Material supplied ▸
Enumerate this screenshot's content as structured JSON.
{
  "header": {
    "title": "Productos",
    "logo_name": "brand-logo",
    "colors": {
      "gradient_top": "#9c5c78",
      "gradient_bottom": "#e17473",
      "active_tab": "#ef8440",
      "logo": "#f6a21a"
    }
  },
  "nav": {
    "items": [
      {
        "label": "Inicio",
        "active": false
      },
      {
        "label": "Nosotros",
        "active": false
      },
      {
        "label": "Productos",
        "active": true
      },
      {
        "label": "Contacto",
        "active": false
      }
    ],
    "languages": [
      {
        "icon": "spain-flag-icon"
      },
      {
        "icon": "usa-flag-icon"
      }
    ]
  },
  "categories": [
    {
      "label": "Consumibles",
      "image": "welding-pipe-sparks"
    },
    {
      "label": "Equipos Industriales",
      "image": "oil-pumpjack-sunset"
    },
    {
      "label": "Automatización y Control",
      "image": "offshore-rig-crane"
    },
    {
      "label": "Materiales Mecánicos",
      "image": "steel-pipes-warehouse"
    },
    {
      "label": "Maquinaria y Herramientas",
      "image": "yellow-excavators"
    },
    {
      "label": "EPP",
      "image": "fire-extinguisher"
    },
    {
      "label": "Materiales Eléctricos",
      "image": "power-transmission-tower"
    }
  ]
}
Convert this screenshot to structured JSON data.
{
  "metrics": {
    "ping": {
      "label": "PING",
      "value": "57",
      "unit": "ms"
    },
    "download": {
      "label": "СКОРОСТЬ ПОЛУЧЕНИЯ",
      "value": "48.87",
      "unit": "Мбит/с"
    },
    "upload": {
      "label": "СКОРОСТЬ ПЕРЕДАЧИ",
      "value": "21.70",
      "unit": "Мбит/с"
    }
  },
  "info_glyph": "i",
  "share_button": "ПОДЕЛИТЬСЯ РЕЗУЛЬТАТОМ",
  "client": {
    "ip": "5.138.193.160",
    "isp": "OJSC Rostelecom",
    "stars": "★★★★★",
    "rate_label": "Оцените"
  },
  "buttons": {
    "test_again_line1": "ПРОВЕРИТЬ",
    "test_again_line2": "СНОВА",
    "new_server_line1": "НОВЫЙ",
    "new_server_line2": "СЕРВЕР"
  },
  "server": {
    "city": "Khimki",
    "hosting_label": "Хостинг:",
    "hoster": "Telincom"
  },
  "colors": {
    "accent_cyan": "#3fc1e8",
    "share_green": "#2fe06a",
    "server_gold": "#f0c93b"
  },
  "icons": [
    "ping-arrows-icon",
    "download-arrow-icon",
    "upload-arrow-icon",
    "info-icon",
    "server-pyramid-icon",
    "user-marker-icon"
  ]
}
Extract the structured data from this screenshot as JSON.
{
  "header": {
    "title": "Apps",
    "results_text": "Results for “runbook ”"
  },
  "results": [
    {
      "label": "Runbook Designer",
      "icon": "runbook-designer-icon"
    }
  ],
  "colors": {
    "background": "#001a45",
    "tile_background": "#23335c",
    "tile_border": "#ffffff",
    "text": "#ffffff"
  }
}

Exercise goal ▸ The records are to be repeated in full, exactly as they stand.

Written solution ▸
Enumerate this screenshot's content as structured JSON.
{
  "header": {
    "title": "Productos",
    "logo_name": "brand-logo",
    "colors": {
      "gradient_top": "#9c5c78",
      "gradient_bottom": "#e17473",
      "active_tab": "#ef8440",
      "logo": "#f6a21a"
    }
  },
  "nav": {
    "items": [
      {
        "label": "Inicio",
        "active": false
      },
      {
        "label": "Nosotros",
        "active": false
      },
      {
        "label": "Productos",
        "active": true
      },
      {
        "label": "Contacto",
        "active": false
      }
    ],
    "languages": [
      {
        "icon": "spain-flag-icon"
      },
      {
        "icon": "usa-flag-icon"
      }
    ]
  },
  "categories": [
    {
      "label": "Consumibles",
      "image": "welding-pipe-sparks"
    },
    {
      "label": "Equipos Industriales",
      "image": "oil-pumpjack-sunset"
    },
    {
      "label": "Automatización y Control",
      "image": "offshore-rig-crane"
    },
    {
      "label": "Materiales Mecánicos",
      "image": "steel-pipes-warehouse"
    },
    {
      "label": "Maquinaria y Herramientas",
      "image": "yellow-excavators"
    },
    {
      "label": "EPP",
      "image": "fire-extinguisher"
    },
    {
      "label": "Materiales Eléctricos",
      "image": "power-transmission-tower"
    }
  ]
}
Convert this screenshot to structured JSON data.
{
  "metrics": {
    "ping": {
      "label": "PING",
      "value": "57",
      "unit": "ms"
    },
    "download": {
      "label": "СКОРОСТЬ ПОЛУЧЕНИЯ",
      "value": "48.87",
      "unit": "Мбит/с"
    },
    "upload": {
      "label": "СКОРОСТЬ ПЕРЕДАЧИ",
      "value": "21.70",
      "unit": "Мбит/с"
    }
  },
  "info_glyph": "i",
  "share_button": "ПОДЕЛИТЬСЯ РЕЗУЛЬТАТОМ",
  "client": {
    "ip": "5.138.193.160",
    "isp": "OJSC Rostelecom",
    "stars": "★★★★★",
    "rate_label": "Оцените"
  },
  "buttons": {
    "test_again_line1": "ПРОВЕРИТЬ",
    "test_again_line2": "СНОВА",
    "new_server_line1": "НОВЫЙ",
    "new_server_line2": "СЕРВЕР"
  },
  "server": {
    "city": "Khimki",
    "hosting_label": "Хостинг:",
    "hoster": "Telincom"
  },
  "colors": {
    "accent_cyan": "#3fc1e8",
    "share_green": "#2fe06a",
    "server_gold": "#f0c93b"
  },
  "icons": [
    "ping-arrows-icon",
    "download-arrow-icon",
    "upload-arrow-icon",
    "info-icon",
    "server-pyramid-icon",
    "user-marker-icon"
  ]
}
Extract the structured data from this screenshot as JSON.
{
  "header": {
    "title": "Apps",
    "results_text": "Results for “runbook ”"
  },
  "results": [
    {
      "label": "Runbook Designer",
      "icon": "runbook-designer-icon"
    }
  ],
  "colors": {
    "background": "#001a45",
    "tile_background": "#23335c",
    "tile_border": "#ffffff",
    "text": "#ffffff"
  }
}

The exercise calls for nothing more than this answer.